Element data from apps and pages
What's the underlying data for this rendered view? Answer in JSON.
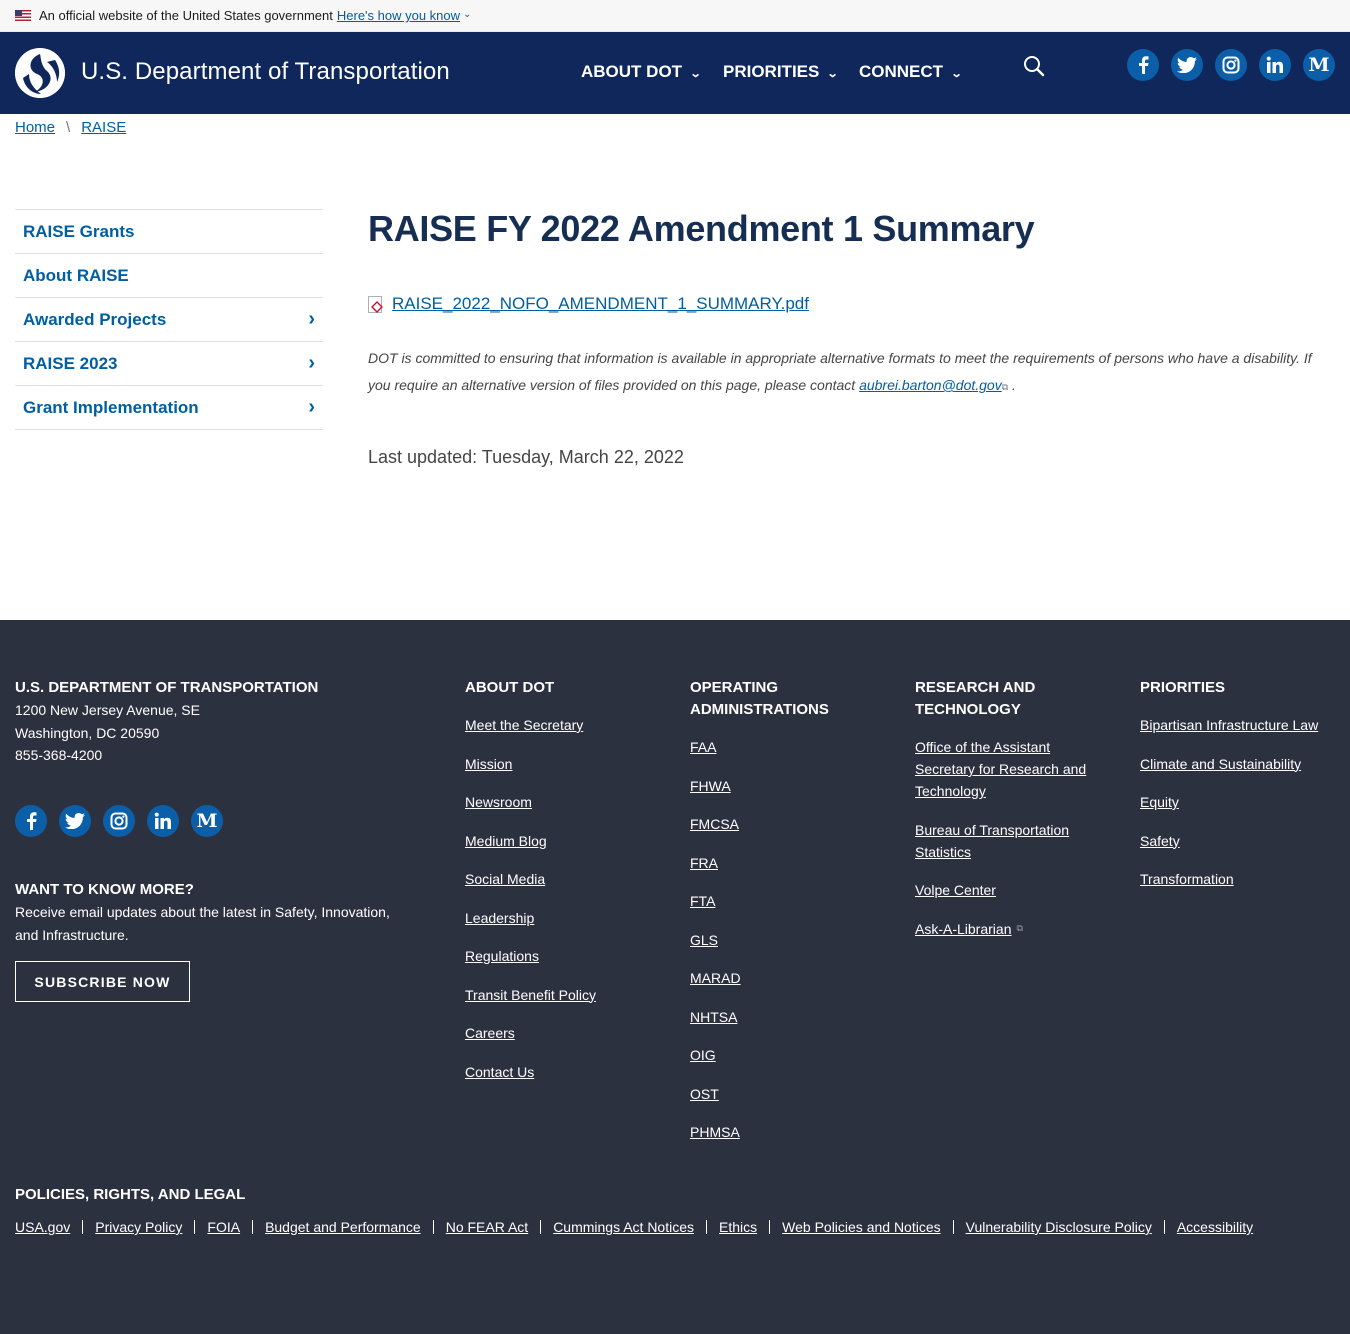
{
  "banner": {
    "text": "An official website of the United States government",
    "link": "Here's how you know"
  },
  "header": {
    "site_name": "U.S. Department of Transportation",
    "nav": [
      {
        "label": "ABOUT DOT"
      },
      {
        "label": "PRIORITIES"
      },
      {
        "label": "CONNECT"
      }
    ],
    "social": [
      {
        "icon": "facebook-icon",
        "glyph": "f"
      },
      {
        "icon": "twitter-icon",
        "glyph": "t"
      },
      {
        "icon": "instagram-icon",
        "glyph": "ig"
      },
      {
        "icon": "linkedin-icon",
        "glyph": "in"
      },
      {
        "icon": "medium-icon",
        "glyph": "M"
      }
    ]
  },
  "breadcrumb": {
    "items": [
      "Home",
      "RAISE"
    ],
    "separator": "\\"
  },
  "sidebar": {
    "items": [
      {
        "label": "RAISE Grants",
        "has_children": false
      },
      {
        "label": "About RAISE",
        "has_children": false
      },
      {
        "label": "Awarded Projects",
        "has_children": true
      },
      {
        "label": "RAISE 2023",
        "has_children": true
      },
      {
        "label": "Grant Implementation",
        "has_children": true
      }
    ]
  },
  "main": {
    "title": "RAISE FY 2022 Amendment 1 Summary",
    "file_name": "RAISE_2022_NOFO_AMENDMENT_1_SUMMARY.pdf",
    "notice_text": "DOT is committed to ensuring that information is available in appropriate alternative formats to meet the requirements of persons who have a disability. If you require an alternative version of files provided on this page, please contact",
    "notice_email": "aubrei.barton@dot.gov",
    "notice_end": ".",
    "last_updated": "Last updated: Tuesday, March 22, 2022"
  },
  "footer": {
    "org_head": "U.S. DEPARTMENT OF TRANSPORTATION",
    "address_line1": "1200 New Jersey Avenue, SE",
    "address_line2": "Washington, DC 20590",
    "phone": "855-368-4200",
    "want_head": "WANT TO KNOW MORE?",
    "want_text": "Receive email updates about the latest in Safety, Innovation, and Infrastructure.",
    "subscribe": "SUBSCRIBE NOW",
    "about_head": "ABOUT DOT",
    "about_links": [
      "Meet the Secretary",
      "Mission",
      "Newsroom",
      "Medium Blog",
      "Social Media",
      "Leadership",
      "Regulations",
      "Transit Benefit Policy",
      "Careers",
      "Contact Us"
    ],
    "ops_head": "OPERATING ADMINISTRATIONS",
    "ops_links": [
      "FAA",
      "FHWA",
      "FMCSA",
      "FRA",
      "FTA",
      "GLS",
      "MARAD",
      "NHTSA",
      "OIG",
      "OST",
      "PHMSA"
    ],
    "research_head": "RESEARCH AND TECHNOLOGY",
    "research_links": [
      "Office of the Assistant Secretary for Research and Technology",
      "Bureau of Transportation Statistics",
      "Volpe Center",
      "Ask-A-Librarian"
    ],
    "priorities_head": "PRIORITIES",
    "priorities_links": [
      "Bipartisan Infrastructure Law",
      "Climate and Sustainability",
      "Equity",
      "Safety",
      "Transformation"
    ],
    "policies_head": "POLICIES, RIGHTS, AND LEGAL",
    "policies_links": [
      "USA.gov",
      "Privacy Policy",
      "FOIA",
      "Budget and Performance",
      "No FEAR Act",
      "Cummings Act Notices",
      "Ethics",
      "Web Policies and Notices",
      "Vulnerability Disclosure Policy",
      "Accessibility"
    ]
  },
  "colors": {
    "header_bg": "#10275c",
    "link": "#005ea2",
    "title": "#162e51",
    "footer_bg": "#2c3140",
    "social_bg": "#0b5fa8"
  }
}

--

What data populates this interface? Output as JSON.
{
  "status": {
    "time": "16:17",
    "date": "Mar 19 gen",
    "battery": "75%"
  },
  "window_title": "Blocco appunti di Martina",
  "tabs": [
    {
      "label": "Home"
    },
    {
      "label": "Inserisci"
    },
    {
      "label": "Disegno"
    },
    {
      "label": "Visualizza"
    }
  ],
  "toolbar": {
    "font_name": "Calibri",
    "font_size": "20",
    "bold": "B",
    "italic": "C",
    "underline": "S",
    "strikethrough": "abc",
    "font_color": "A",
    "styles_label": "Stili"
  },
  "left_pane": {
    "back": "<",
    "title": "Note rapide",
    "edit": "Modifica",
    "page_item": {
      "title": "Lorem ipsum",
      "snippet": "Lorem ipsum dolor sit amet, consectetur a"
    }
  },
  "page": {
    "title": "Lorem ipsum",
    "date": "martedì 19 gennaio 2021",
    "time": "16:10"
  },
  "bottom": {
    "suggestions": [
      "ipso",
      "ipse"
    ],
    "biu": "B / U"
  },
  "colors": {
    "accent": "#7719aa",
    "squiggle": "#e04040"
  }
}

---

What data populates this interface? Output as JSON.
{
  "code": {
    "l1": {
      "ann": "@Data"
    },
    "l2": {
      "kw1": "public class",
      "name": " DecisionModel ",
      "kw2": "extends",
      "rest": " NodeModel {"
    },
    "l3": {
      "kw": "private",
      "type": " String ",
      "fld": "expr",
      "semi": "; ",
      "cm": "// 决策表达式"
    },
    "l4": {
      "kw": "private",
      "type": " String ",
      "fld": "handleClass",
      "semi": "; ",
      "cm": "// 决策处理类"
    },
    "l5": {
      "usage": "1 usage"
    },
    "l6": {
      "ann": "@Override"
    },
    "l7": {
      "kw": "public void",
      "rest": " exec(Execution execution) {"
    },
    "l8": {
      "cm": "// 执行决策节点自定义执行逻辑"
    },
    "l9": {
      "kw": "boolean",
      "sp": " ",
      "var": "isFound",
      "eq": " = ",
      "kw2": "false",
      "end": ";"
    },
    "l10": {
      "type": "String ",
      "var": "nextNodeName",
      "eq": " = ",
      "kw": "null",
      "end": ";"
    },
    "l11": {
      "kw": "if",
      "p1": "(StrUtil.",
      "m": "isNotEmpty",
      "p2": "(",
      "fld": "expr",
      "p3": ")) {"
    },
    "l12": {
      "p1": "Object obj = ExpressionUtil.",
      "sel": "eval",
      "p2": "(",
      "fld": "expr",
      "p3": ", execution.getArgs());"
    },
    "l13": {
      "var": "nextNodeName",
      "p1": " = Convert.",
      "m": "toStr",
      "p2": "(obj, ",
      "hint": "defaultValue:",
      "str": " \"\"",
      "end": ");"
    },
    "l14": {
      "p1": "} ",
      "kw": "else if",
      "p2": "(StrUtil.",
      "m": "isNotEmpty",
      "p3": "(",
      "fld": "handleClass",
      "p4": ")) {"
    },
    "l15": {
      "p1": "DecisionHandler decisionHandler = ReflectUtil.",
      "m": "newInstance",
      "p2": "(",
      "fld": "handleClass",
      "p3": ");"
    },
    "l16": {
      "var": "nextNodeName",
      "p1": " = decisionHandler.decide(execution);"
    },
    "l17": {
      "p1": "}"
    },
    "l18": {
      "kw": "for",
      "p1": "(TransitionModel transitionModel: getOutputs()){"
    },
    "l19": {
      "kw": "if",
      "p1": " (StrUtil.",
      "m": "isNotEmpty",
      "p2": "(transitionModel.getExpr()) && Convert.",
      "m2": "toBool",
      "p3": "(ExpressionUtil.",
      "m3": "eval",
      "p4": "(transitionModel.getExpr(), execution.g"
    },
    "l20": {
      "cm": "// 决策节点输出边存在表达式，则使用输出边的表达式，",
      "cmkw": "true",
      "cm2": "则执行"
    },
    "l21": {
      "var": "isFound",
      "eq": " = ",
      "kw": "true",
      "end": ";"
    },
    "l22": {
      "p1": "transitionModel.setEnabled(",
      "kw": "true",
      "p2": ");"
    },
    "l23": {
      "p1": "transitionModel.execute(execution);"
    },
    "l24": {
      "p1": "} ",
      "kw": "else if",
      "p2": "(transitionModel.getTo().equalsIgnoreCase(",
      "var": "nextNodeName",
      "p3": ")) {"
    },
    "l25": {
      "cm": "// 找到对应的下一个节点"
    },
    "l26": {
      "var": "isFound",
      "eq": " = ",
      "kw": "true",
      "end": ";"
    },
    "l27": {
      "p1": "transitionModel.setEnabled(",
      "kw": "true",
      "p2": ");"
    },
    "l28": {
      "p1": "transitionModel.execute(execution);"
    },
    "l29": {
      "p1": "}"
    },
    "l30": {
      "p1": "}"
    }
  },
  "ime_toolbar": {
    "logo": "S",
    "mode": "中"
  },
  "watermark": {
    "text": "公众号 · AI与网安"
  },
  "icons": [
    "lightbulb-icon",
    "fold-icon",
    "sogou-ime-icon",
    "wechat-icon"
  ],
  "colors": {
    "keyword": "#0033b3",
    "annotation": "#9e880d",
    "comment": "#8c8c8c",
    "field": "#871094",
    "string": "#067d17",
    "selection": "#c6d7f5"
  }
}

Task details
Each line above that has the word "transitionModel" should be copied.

Completed exercise
      "p1": "(TransitionModel transitionModel: getOutputs()){"
      "p2": "(transitionModel.getExpr()) && Convert.",
      "p4": "(transitionModel.getExpr(), execution.g"
      "p1": "transitionModel.setEnabled(",
      "p1": "transitionModel.execute(execution);"
      "p2": "(transitionModel.getTo().equalsIgnoreCase(",
      "p1": "transitionModel.setEnabled(",
      "p1": "transitionModel.execute(execution);"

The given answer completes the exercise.